▶ Information shown:
BEGIN
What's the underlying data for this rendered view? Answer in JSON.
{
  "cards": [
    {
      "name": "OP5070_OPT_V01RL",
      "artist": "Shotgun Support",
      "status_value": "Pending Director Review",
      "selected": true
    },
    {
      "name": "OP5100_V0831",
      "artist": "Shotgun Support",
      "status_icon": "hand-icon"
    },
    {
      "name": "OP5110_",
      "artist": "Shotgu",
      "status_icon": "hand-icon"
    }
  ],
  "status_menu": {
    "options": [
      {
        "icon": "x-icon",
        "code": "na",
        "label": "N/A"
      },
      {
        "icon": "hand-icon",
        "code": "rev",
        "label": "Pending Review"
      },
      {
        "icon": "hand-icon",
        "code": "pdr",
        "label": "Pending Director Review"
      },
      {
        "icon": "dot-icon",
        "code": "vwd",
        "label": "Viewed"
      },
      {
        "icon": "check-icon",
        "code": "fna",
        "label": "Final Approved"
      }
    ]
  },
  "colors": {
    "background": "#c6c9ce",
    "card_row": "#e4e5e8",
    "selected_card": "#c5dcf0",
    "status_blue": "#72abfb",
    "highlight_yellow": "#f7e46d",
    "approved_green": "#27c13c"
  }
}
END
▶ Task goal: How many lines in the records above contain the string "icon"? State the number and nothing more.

▶ Task result: 7